black women, while her black friends can't believe her interest in him. Additional
conflict is added when Nut, a local black gang-banger pursues Nikki for himself
and undisguised but contained racial tensions in their respective neighborhoods
and the high school they all attend erupt in violence.
Edwards says: A small independent urban drama that accurately captures the
essence of the early ‘90s. Michael Rapaport and N’Bushe Wright have a chemistry
that adds to the film’s authenticity.
3 out 5 Popcorn Bags  
8. Mississippi Masala (1992)
Directed by Mira Nair
An Indian family is expelled from Uganda when Idi Amin takes power. They move
to Mississippi and their daughter falls in love with a black man (Denzel
Washington), and the respective families have to come to terms with it.
Edwards says:  One of Denzel Washington’s most underrated performances.
“Mississippi Masala” is realistic cautionary tale about what happens when different
cultures are forced to deal with one another.
3 out 5 Popcorn Bags  
9. Something New (2006)
Directed by Sanaa Hamri
A successful African-American CPA (Sanaa Lathan), working her way to the top
of the corporate ladder but her life has become all work and no play. Urged on by
her friends to try something new and to let go of her dream of the "ideal black
man," she accepts a blind date with an architectural landscaper named Brian
who is white.
Edwards says: Not the strongest movie ever made but an interesting and
entertaining concept. “Something New” is an intelligent romantic comedy that
chooses to deal with issues of race and perception in a straight-forward way,
from a point of view not often seen: that of a successful, upper-class black
woman.
3 out 5 Popcorn Bags  
10. Save The Last Dance (2001)
Directed by Thomas Carter
Sara (Julia Stiles) wants to be a ballerina, but her dreams are cut short by the
sudden death of her mother. She moves in with her father, who she has not
seen for a long time. He lives on the other side of town, in a predominantly
Black neighborhood. She gets transferred to a new school where she is one of
the few White students there. She becomes friends with Chenille, and later,
falls in love with Chenille's brother, Derek (Sean Patrick Thomas).
Edwards says: “Save the Last Dance” is a likeable and highly entertaining teen
romance. Sure it’s predictable and clichéd but the likable cast and bangin’
soundtrack help make the film work.
3 out 5 Popcorn Bags
iloveblackmovies is now on Facebook.

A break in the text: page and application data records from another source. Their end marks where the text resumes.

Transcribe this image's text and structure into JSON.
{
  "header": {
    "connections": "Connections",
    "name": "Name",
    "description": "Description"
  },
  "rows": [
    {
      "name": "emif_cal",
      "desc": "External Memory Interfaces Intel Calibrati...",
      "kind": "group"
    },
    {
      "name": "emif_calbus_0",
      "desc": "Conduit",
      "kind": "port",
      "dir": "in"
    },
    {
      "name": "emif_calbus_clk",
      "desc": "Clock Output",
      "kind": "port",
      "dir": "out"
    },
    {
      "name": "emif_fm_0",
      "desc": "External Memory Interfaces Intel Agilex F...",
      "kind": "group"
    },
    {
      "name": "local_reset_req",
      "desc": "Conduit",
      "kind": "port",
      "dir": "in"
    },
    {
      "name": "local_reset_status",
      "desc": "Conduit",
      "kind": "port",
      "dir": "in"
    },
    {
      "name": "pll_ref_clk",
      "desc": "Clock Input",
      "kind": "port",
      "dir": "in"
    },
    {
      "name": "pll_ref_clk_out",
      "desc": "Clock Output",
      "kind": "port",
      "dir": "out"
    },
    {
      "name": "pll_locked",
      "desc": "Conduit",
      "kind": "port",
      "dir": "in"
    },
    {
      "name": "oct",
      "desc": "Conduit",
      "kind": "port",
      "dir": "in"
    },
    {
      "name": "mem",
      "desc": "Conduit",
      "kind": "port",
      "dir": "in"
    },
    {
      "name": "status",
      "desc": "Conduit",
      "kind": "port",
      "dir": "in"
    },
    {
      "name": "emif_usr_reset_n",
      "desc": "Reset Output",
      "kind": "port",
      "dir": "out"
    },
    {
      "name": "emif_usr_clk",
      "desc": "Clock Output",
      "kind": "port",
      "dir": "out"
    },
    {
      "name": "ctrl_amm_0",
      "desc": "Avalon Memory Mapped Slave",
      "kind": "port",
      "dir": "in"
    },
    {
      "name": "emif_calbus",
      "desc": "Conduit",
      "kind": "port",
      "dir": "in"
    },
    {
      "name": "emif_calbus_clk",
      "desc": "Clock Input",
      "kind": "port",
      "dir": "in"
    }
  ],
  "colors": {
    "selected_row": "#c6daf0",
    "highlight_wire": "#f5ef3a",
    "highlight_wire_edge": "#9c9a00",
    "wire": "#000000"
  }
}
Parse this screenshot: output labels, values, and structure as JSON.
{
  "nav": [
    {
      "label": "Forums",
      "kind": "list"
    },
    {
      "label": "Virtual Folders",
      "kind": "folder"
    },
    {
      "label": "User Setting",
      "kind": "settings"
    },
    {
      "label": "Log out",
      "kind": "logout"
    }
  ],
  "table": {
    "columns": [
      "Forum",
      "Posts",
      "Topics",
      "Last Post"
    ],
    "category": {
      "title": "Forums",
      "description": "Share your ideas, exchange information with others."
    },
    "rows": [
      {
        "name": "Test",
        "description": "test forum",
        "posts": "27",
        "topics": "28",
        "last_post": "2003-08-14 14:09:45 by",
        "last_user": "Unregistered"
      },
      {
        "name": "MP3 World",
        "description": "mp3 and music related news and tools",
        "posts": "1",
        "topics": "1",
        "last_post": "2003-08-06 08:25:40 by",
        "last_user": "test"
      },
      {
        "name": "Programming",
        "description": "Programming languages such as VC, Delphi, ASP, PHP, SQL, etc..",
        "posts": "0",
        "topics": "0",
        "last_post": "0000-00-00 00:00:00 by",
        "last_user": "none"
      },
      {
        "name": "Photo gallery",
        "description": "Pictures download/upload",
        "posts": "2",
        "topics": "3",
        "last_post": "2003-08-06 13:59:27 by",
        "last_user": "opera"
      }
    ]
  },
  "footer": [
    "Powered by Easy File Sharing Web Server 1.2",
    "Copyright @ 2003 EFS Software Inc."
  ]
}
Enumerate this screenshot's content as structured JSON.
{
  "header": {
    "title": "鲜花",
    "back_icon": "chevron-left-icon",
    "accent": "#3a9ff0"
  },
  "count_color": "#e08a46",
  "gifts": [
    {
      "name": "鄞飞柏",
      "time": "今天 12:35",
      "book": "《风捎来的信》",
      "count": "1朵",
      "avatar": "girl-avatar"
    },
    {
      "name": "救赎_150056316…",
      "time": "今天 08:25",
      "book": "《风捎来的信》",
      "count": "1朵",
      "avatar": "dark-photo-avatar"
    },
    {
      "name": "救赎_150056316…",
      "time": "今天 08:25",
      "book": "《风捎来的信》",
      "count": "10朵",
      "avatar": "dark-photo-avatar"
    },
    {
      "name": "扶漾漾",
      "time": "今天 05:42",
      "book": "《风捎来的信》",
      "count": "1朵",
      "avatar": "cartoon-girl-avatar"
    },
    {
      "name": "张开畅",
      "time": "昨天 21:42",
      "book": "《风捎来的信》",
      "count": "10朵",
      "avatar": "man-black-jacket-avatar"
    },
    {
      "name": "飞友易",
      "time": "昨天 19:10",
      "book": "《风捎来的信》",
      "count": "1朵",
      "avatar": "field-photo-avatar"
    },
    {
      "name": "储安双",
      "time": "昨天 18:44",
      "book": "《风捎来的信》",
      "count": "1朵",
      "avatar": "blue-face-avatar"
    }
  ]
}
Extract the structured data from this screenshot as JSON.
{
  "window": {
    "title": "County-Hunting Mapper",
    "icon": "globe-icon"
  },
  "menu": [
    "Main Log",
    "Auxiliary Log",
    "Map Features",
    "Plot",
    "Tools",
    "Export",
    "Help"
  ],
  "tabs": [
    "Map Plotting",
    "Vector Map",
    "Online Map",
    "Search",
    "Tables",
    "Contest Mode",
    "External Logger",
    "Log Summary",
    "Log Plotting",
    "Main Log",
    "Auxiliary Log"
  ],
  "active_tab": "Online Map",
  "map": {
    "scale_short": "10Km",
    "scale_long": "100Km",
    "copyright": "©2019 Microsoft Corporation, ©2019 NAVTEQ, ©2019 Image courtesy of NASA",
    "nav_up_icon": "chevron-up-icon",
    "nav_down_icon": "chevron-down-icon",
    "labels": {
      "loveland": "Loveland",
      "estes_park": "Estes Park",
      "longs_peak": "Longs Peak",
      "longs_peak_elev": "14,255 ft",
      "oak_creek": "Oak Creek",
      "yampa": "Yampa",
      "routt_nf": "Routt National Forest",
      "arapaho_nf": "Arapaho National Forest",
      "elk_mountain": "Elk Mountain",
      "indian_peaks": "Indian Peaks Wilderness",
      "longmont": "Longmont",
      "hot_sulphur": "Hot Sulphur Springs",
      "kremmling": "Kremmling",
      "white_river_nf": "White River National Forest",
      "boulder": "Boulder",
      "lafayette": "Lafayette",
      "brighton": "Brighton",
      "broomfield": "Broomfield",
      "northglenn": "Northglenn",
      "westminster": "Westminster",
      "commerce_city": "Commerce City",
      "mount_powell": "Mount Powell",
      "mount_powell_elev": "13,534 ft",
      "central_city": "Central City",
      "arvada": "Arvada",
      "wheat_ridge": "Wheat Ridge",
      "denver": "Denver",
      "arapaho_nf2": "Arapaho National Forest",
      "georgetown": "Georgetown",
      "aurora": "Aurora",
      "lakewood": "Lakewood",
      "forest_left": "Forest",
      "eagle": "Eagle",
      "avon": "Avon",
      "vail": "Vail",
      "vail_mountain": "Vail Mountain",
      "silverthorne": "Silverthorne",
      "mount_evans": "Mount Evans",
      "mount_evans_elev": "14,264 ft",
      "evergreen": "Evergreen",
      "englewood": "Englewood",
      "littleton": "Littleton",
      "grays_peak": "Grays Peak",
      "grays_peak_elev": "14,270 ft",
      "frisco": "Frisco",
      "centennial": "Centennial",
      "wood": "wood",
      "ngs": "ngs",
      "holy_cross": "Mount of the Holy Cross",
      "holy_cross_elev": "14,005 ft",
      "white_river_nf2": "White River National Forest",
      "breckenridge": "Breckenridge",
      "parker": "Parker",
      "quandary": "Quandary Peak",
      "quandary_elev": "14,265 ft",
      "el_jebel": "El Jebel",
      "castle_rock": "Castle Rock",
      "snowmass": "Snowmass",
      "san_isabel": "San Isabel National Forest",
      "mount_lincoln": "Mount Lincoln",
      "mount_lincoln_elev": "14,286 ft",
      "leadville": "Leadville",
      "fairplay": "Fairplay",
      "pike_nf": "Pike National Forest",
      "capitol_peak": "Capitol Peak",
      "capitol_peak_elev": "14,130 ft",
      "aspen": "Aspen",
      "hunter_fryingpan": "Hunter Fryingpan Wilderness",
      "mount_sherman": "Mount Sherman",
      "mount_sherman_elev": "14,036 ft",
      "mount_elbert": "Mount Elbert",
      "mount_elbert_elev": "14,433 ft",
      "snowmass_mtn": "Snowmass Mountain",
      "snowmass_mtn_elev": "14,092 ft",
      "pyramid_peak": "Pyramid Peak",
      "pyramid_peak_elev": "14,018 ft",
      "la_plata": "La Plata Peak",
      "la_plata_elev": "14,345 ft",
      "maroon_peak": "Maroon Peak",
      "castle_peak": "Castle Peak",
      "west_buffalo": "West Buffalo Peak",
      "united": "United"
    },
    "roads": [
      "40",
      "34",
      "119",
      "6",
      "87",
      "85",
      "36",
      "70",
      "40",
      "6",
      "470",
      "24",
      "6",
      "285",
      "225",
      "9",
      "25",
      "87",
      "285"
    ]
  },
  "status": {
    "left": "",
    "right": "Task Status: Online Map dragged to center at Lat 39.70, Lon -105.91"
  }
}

Become a fan and get
instant updates on everything that is black Hollywood.
Click Here
What is your favorite
interracial movie?